If you do tire of the city head out of town, to Beverley seven miles to the north with its fine Minster and a museum of Army transport. Or drive along the north bank of the Humber estuary towards the amazing Spurn Head; perhaps the most lonely, barren, yet beautiful waterside wilderness in the whole of England.
Some local attractions:
Much more than an aquarium the Deep is an amazing hands-on exhibition of the wonders and the evolution of the denizens of the deep. Sharks are the stars of the show but there are turtles, and octopuses and a hundred different kind if fish. As well as the live exhibits there are all kinds of imaginative displays that take you deep beneath the sea.
Tel; 01482 381000
Dominating the skyline as you drive along the A164, the Beverley Road you’ll find the Skidby windmill. Today it is still grinding corn as it has done for nearly two hundred years. There is a museum that tells the colourful history of both the mill and the farming country it served. There is also a shop selling stone ground flour.
Tel; 01482 848405
Anti-slavery campaigner William Wilberforce was born in a house on Hull’s High Street. Today that house is a museum with a thought provoking collection of relics from time of the slave trade and man’s inhumanity to man. Wilberforce was educated at Hull Grammar School. The school has also become a museum of the port’s social history. 23 to 25 High Street, HU1 1NQ
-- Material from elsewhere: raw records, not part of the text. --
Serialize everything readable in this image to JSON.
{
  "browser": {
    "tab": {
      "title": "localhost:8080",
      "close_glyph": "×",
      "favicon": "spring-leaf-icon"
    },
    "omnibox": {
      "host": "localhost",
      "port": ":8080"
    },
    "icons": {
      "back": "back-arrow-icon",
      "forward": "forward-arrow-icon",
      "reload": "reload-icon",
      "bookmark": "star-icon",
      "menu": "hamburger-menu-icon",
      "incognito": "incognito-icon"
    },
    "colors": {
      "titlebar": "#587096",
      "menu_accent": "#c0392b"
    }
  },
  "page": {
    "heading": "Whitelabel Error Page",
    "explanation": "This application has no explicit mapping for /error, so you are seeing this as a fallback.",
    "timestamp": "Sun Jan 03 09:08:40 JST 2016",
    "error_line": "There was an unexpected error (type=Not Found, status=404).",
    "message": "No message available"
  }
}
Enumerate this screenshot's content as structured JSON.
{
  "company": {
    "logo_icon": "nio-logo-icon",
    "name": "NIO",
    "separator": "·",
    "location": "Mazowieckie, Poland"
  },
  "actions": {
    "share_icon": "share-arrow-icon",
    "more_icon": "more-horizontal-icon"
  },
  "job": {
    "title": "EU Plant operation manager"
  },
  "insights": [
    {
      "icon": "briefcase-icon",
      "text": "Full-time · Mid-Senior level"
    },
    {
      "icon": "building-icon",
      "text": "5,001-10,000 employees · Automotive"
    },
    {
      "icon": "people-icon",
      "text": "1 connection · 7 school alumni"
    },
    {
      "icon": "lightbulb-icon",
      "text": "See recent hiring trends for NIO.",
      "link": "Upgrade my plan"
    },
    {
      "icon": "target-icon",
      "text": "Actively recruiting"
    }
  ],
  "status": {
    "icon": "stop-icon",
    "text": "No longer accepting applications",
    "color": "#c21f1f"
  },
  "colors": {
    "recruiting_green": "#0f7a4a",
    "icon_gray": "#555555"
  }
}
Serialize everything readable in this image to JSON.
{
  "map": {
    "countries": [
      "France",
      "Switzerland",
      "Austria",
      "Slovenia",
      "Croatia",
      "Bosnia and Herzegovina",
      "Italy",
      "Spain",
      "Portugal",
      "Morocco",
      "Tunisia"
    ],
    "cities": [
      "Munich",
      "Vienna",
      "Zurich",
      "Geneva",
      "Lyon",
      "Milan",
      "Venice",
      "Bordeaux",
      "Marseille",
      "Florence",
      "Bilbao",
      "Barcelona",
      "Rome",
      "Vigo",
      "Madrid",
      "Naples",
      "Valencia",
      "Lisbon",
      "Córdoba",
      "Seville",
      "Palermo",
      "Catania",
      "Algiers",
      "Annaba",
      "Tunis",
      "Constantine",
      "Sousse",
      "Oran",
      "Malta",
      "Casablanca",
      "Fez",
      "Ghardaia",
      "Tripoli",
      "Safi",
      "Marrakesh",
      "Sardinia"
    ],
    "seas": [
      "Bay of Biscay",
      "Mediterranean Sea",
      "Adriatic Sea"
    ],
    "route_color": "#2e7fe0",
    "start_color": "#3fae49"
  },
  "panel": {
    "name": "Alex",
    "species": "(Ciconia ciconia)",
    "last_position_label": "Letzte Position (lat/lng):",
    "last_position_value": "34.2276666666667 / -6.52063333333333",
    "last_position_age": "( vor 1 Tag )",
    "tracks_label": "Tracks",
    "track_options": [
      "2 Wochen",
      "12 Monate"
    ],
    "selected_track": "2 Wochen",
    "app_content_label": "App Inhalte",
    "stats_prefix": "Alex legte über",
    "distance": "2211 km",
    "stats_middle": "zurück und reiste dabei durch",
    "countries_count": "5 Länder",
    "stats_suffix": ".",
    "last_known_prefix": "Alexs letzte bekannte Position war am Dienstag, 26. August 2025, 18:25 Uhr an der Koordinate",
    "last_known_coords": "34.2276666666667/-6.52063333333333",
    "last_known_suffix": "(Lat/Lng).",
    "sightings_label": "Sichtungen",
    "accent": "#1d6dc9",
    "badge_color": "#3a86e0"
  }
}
Tel; 01482 300 300
Town Docks Museum
The handsome old offices of the Hull Dock Company look out over the once busy quays. Now those offices house a wonderful museum telling the heroic stories of the men of Hull who sailed into stormy Arctic waters to chase first the mighty whale and later the humble herring, cod and other fish. The watery history of Hull is told in all its chilling detail. Queen Victoria Square HU1 3DX
This three mile long peninsular of sand and mud protects the mouth of the Humber. We always try to visit, not in fine weather but when the weather is stormy. In places the spit is just ten metres wide and the sea and salt spume wash right across making this one of Britain’s last accessible wildernesses. Because sea bird life is so prolific dogs are not allowed.
The Humber Bridge
When it was built this was the largest single span bridge in the world. There is a visitor’s centre which tells the story of crossing the mighty Humber. Before the bridge there was a famous fleet of ferries. Pleasant meadow and wooded walks take you through the Humber Bridge Country Park with fine views of the bridge.
Did you know?
The Land of Green Ginger
Is the amazing name of a tiny ancient street in Hull.
They came from Hull
Poets Philip Larkin, and Stevie Smith, singing family the Watersons, actors Tom Courtney and Maureen Lipman and Labour Politician John Prescott are all part of Hull’s rich culture.
One of the best and longest established fish restaurants in Britain Ceruttis occupies an ancient and grand ship owner’s house on the old fish market where the river Hull meets the Humber. The speciality is local fish classically cooked.
Fun of the fair
Once a year in October one of the biggest fun fairs in the country comes to Hull. Some of the bigger rides come over from Europe for the event.
Non stop Sharks
The sharks that live in the Deep cannot stop to sleep, like all sharks they have to keep moving continuously in order to breathe, if they stop they drown.
Two medieval churches at Hedon and Partington are known as the King and Queen of Holdeness. They are among the finest examples of medieval church architecture in Britain.
The amazing Edwardian Public Toilets in Nelson Street have won many architectural awards. They are worth a visit.
Based on an article syndicated in various Time Warner Magazines.